--- Exercise instructions ---
All records must be quoted exactly. Omit the pictures.

[Data records for software interfaces]
=== Begin Enclosure ===
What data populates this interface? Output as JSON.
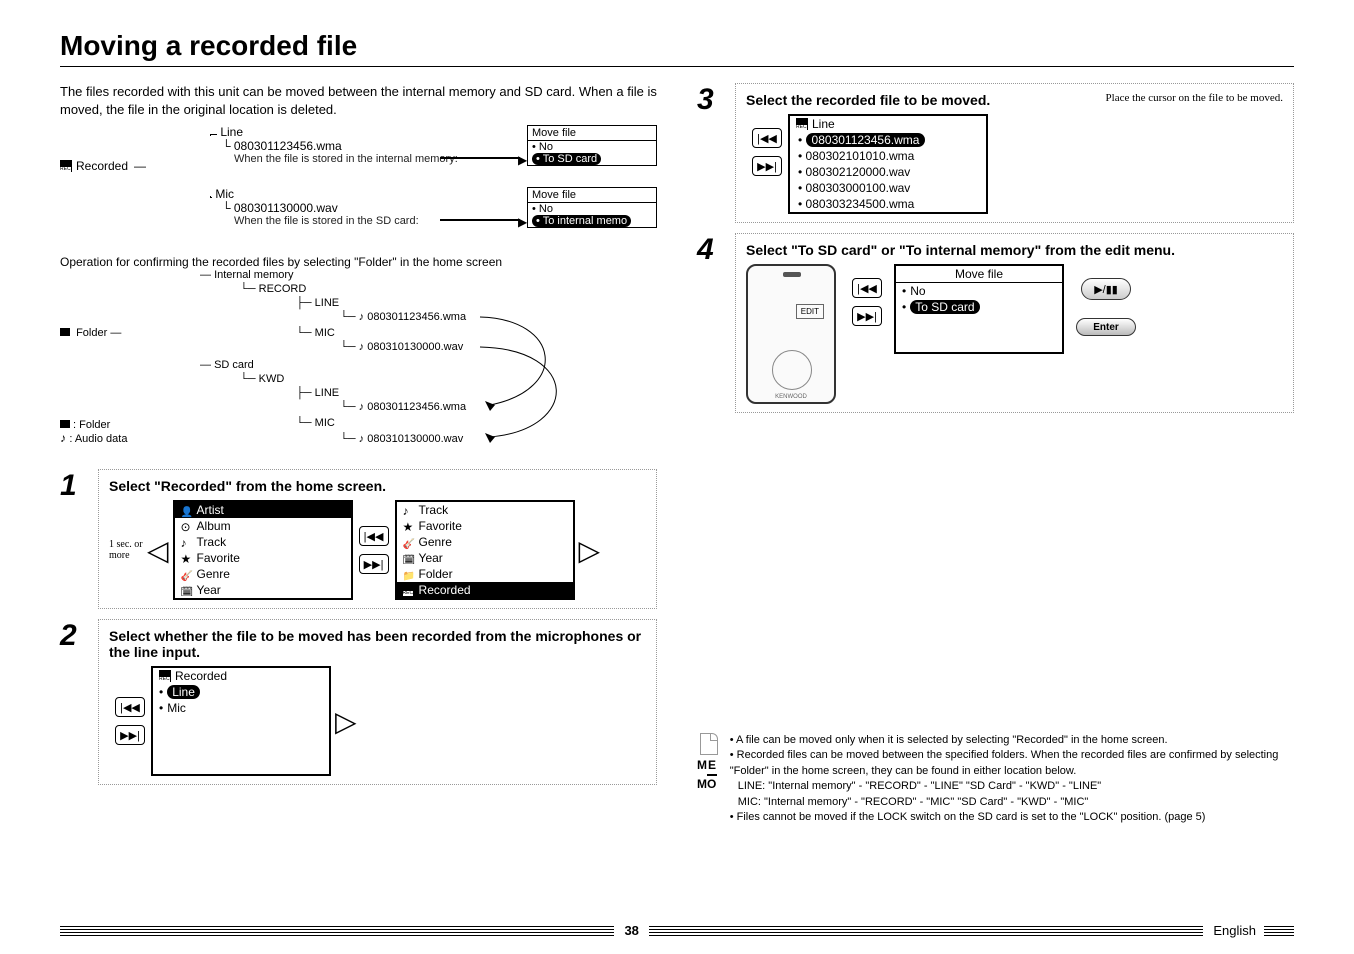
{
  "title": "Moving a recorded file",
  "intro": "The files recorded with this unit can be moved between the internal memory and SD card. When a file is moved, the file in the original location is deleted.",
  "recorded_label": "Recorded",
  "line_label": "Line",
  "mic_label": "Mic",
  "file1": "080301123456.wma",
  "file2": "080301130000.wav",
  "stored_internal": "When the file is stored in the internal memory:",
  "stored_sd": "When the file is stored in the SD card:",
  "movefile_title": "Move file",
  "no_label": "No",
  "to_sd": "To SD card",
  "to_internal": "To internal memo",
  "operation_text": "Operation for confirming the recorded files by selecting \"Folder\" in the home screen",
  "tree": {
    "folder": "Folder",
    "internal": "Internal memory",
    "sdcard": "SD card",
    "record": "RECORD",
    "kwd": "KWD",
    "line": "LINE",
    "mic": "MIC",
    "f_wma": "080301123456.wma",
    "f_wav": "080310130000.wav"
  },
  "legend_folder": ": Folder",
  "legend_audio": ": Audio data",
  "step1": {
    "title": "Select \"Recorded\" from the home screen.",
    "left": [
      "Artist",
      "Album",
      "Track",
      "Favorite",
      "Genre",
      "Year"
    ],
    "right": [
      "Track",
      "Favorite",
      "Genre",
      "Year",
      "Folder",
      "Recorded"
    ],
    "hold": "1 sec. or more"
  },
  "step2": {
    "title": "Select whether the file to be moved has been recorded from the microphones or the line input.",
    "header": "Recorded",
    "opts": [
      "Line",
      "Mic"
    ]
  },
  "step3": {
    "title": "Select the recorded file to be moved.",
    "hint": "Place the cursor on the file to be moved.",
    "header": "Line",
    "files": [
      "080301123456.wma",
      "080302101010.wma",
      "080302120000.wav",
      "080303000100.wav",
      "080303234500.wma"
    ]
  },
  "step4": {
    "title": "Select \"To SD card\" or \"To internal memory\" from the edit menu.",
    "menu_title": "Move file",
    "opts": [
      "No",
      "To SD card"
    ],
    "edit": "EDIT",
    "enter": "Enter"
  },
  "memo": {
    "label": "MEMO",
    "b1": "• A file can be moved only when it is selected by selecting \"Recorded\" in the home screen.",
    "b2": "• Recorded files can be moved between the specified folders. When the recorded files are confirmed by selecting \"Folder\" in the home screen, they can be found in either location below.",
    "b3": "LINE: \"Internal memory\" - \"RECORD\" - \"LINE\"       \"SD Card\" - \"KWD\" - \"LINE\"",
    "b4": "MIC: \"Internal memory\" - \"RECORD\" - \"MIC\"        \"SD Card\" - \"KWD\" - \"MIC\"",
    "b5": "• Files cannot be moved if the LOCK switch on the SD card is set to the \"LOCK\" position.  (page 5)"
  },
  "page_number": "38",
  "language": "English",
  "remote_brand": "KENWOOD"
}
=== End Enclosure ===
--- Solution below ---
What data populates this interface? Output as JSON.
{
  "title": "Moving a recorded file",
  "intro": "The files recorded with this unit can be moved between the internal memory and SD card. When a file is moved, the file in the original location is deleted.",
  "recorded_label": "Recorded",
  "line_label": "Line",
  "mic_label": "Mic",
  "file1": "080301123456.wma",
  "file2": "080301130000.wav",
  "stored_internal": "When the file is stored in the internal memory:",
  "stored_sd": "When the file is stored in the SD card:",
  "movefile_title": "Move file",
  "no_label": "No",
  "to_sd": "To SD card",
  "to_internal": "To internal memo",
  "operation_text": "Operation for confirming the recorded files by selecting \"Folder\" in the home screen",
  "tree": {
    "folder": "Folder",
    "internal": "Internal memory",
    "sdcard": "SD card",
    "record": "RECORD",
    "kwd": "KWD",
    "line": "LINE",
    "mic": "MIC",
    "f_wma": "080301123456.wma",
    "f_wav": "080310130000.wav"
  },
  "legend_folder": ": Folder",
  "legend_audio": ": Audio data",
  "step1": {
    "title": "Select \"Recorded\" from the home screen.",
    "left": [
      "Artist",
      "Album",
      "Track",
      "Favorite",
      "Genre",
      "Year"
    ],
    "right": [
      "Track",
      "Favorite",
      "Genre",
      "Year",
      "Folder",
      "Recorded"
    ],
    "hold": "1 sec. or more"
  },
  "step2": {
    "title": "Select whether the file to be moved has been recorded from the microphones or the line input.",
    "header": "Recorded",
    "opts": [
      "Line",
      "Mic"
    ]
  },
  "step3": {
    "title": "Select the recorded file to be moved.",
    "hint": "Place the cursor on the file to be moved.",
    "header": "Line",
    "files": [
      "080301123456.wma",
      "080302101010.wma",
      "080302120000.wav",
      "080303000100.wav",
      "080303234500.wma"
    ]
  },
  "step4": {
    "title": "Select \"To SD card\" or \"To internal memory\" from the edit menu.",
    "menu_title": "Move file",
    "opts": [
      "No",
      "To SD card"
    ],
    "edit": "EDIT",
    "enter": "Enter"
  },
  "memo": {
    "label": "MEMO",
    "b1": "• A file can be moved only when it is selected by selecting \"Recorded\" in the home screen.",
    "b2": "• Recorded files can be moved between the specified folders. When the recorded files are confirmed by selecting \"Folder\" in the home screen, they can be found in either location below.",
    "b3": "LINE: \"Internal memory\" - \"RECORD\" - \"LINE\"       \"SD Card\" - \"KWD\" - \"LINE\"",
    "b4": "MIC: \"Internal memory\" - \"RECORD\" - \"MIC\"        \"SD Card\" - \"KWD\" - \"MIC\"",
    "b5": "• Files cannot be moved if the LOCK switch on the SD card is set to the \"LOCK\" position.  (page 5)"
  },
  "page_number": "38",
  "language": "English",
  "remote_brand": "KENWOOD"
}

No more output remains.